§ **Task**: Scan the records for the string "bulk"; copy each line where it occurs.

─── Task input

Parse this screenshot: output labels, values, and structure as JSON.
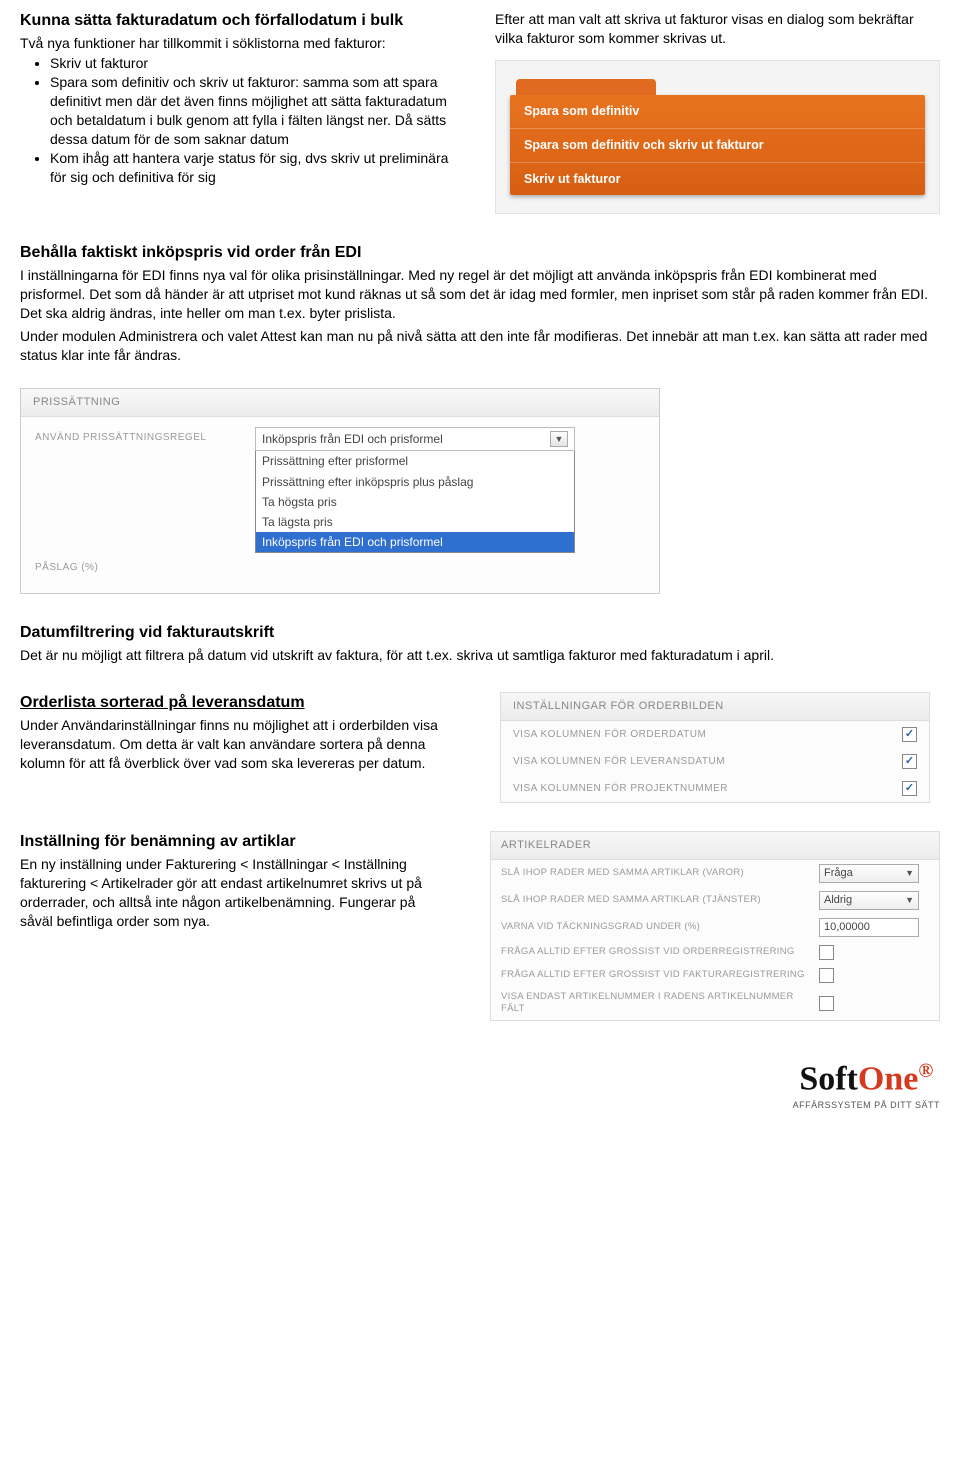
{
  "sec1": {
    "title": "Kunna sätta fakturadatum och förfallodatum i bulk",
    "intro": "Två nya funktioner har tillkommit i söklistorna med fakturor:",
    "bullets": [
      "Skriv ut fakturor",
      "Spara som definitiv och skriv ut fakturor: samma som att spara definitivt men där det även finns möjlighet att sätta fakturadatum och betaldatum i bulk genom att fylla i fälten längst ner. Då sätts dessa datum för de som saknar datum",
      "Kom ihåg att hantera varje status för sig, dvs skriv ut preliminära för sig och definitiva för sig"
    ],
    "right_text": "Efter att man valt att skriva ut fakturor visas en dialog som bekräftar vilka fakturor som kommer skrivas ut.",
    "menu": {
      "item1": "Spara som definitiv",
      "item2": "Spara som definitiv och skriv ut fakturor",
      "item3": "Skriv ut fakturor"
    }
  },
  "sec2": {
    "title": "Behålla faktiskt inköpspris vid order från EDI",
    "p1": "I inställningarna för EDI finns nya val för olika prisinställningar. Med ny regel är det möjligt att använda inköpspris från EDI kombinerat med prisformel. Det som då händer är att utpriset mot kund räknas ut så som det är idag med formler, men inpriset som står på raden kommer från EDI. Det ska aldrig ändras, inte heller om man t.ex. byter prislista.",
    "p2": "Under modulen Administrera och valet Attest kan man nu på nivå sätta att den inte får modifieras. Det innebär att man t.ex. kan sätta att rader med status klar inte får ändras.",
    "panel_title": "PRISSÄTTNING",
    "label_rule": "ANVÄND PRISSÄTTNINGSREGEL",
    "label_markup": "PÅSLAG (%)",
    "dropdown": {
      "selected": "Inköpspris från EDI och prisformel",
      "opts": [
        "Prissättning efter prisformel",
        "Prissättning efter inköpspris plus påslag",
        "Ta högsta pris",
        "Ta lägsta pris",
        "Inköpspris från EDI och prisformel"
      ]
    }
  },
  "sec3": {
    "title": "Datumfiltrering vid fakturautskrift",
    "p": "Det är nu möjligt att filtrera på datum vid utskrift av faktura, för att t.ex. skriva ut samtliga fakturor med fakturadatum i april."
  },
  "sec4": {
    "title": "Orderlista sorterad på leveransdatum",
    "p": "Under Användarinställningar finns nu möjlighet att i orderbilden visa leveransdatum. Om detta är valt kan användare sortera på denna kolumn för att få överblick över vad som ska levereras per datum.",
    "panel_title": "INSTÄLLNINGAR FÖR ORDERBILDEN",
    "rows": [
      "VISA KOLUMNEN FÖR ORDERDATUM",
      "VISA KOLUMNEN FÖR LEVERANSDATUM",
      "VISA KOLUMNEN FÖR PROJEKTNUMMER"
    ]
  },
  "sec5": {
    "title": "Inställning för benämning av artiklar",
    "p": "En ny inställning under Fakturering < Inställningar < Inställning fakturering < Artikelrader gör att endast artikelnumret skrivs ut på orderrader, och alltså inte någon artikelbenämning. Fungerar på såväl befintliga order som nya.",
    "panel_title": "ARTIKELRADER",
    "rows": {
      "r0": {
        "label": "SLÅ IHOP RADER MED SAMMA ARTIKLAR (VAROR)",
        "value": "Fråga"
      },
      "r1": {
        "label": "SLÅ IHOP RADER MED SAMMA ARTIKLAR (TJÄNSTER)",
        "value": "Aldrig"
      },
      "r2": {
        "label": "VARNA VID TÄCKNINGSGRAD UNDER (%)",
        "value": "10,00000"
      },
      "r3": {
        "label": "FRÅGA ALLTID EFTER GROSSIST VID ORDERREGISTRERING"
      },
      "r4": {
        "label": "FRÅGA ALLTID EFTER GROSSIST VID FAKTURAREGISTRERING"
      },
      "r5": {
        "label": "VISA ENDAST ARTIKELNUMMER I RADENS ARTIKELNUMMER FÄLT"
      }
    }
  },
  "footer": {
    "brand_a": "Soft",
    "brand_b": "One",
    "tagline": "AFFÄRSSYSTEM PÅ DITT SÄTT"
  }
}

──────

§ **Result below**:
    "title": "Kunna sätta fakturadatum och förfallodatum i bulk",
      "Spara som definitiv och skriv ut fakturor: samma som att spara definitivt men där det även finns möjlighet att sätta fakturadatum och betaldatum i bulk genom att fylla i fälten längst ner. Då sätts dessa datum för de som saknar datum",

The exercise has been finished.